A little more than a week ago, Academie Duello hosted its very first Jogo do Pau intensive course with Luis Preto (originally from Portugal, currently from Slovenia.) This course delivered 25 hours of content over 5 days with an optional Assistant Instructor Certification add-on which added approximately 5 more hours of class focused on coaching and training methodology.
For those who are not familiar with it, Jogo do Pau (JdP) is a traditional martial art from Portugal that mostly employs the five foot staff held in two hands. The staves are usually made from lotus wood, but other strong and flexible woods like yew are also used. The art appears to have developed out of earlier two-handed sword material, though whether there is an unbroken connection to its ancestor arts or the art developed from a revival movement is unclear.
Luis and I have been talking about the idea of delivering a JdP certification program for at least a year, so it was excellent to finally have this first course come together. I feel that JdP and Luis’ approach are an excellent transport for fundamental weapon sparring principles as well as teaching and training methodology. I was not let down.
Luis has a very well thought out and building style of delivery that I appreciate. Each day’s warm-ups were done weapon-in-hand and prepared students for the types of motor skills they would need for lessons that day. Luis would teach a new technique, establish a motor skill base, and then put that technique into a simple combative context. He would then teach a second technique and integrate the two together tactically so that students were practicing their ability to recall multiple actions while simultaneously building tactical decision-making skills.
A compelling aspect of JdP as a European weapon art is that it has had a period of about 50 years to be tested and mature within its modern context. Luis was able to guide us on a journey from the traditional multi-opponent martial art into its more modern sport-dueling form, and then through its most recent developments with one set of techniques and tactics supplanting another through refinement and innovation.

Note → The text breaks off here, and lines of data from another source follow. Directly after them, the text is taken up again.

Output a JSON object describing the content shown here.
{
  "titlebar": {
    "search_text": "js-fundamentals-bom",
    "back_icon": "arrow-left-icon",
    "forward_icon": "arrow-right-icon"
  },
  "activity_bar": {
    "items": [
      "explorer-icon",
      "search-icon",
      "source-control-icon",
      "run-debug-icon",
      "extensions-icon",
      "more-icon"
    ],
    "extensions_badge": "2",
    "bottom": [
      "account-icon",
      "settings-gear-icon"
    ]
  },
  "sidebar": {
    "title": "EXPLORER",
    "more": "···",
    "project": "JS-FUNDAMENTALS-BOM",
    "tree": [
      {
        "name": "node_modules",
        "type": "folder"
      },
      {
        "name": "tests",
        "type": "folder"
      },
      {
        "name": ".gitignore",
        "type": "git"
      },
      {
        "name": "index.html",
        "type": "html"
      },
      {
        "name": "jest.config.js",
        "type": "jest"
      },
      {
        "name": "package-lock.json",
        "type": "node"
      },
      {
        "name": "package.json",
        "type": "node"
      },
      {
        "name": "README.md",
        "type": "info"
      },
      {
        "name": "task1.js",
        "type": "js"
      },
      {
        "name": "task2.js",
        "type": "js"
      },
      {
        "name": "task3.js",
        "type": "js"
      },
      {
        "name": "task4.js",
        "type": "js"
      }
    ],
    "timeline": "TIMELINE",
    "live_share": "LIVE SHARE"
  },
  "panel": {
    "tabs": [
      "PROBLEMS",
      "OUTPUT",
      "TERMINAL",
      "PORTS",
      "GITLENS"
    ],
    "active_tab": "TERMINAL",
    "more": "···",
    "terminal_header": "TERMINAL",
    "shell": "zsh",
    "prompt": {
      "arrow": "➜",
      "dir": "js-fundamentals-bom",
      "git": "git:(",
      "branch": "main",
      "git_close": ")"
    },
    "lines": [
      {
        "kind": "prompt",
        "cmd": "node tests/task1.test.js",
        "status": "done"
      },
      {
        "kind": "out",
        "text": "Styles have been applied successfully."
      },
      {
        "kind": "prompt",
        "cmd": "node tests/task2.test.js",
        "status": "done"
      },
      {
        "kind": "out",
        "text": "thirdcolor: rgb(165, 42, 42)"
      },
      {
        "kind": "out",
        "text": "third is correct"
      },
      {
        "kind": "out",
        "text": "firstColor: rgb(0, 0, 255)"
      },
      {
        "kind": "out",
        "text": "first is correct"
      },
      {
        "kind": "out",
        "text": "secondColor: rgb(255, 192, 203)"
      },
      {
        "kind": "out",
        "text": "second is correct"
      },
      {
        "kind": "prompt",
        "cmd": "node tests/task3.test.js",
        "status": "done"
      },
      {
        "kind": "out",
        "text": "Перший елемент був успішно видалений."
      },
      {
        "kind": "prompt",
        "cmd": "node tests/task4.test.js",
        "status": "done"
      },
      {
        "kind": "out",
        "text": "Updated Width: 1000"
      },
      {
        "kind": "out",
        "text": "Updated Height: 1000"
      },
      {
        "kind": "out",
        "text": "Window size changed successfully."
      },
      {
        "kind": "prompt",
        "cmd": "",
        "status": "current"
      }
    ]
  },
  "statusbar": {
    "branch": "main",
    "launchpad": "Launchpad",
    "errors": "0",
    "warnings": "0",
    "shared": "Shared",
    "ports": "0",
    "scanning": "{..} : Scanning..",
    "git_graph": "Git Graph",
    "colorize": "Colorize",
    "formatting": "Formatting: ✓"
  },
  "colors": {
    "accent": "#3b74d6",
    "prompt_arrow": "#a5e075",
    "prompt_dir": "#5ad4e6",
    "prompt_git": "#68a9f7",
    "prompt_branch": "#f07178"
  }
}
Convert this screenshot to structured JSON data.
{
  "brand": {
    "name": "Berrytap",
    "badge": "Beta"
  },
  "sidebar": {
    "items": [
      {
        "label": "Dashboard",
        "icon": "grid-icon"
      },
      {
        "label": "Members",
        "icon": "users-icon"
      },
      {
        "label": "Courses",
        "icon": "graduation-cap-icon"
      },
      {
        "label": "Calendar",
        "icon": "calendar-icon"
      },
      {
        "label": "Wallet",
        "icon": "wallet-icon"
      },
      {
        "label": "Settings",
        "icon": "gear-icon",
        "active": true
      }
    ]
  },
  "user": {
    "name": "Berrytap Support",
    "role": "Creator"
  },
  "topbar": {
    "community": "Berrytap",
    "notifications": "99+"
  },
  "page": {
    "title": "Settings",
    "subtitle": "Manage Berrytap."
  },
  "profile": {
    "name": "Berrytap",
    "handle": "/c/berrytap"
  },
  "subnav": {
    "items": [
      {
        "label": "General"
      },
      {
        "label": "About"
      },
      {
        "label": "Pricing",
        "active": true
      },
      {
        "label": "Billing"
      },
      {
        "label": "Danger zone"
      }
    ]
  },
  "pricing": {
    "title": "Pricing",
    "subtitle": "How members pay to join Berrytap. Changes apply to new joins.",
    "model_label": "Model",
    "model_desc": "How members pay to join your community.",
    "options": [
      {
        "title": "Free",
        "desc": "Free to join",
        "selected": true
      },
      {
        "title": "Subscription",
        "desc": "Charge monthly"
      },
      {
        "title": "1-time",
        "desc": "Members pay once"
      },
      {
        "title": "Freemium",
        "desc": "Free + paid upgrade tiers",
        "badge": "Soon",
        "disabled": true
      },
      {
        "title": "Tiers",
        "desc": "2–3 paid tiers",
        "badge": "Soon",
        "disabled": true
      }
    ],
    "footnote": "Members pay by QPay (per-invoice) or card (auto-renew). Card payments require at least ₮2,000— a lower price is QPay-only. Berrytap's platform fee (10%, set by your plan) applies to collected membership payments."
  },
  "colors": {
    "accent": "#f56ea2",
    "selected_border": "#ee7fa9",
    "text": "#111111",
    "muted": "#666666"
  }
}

This left much food for thought regarding the modern development of European sword arts.
If you are a sword art practitioner is there worth in taking a future course from Luis in JdP? Absolutely. Sure, the nature of the weapon necessarily alters the techniques of interaction. Wood certainly rebounds and interacts differently than steel, and the absence of a crossbar removes all forms of collecting parry. But the strength of the system lies in three universal aspects that will help all martial arts practitioners:
1. Body Mechanics. The 5 foot staff is both a rotational striking and thrusting weapon, the two fundamental movements of many European weapons. Luis’ approach was superb for teaching universal principles of power generation along with fluid and fast movement.
2. Distance Management. Whether you’re fighting with sticks, knives, swords, or hand to hand, control of the space between you and your opponent is essential to combative success. Luis’ program does a beautiful job of building the motor skills, mechanics, and perception to control both defensive and offensive space. I have met few people who are able to control distance as well or move as fluidly as this man, and he can communicate that ability to others.
3. Tactically Grounded Pedagogy. Whether you take the additional coaching course or not, there is much to learn in Luis’ approach about how to structure a training session, build drills for maximum retention, and to understand how to take new mental programming from class into an applied setting.
If you’re interested in a thorough breakdown of what was covered in the intensive course from day to the next, I recommend looking at Roland Cooper’s blog at Terminal City Duelist.
Many of our students have responded to Luis’ teaching with enthusiasm, purchasing staffs to practice their JdP skills in his absence. His presence here was much appreciated.
As for myself, I wish to thank Luis personally for visiting Academie Duello, and I hope he comes back again soon.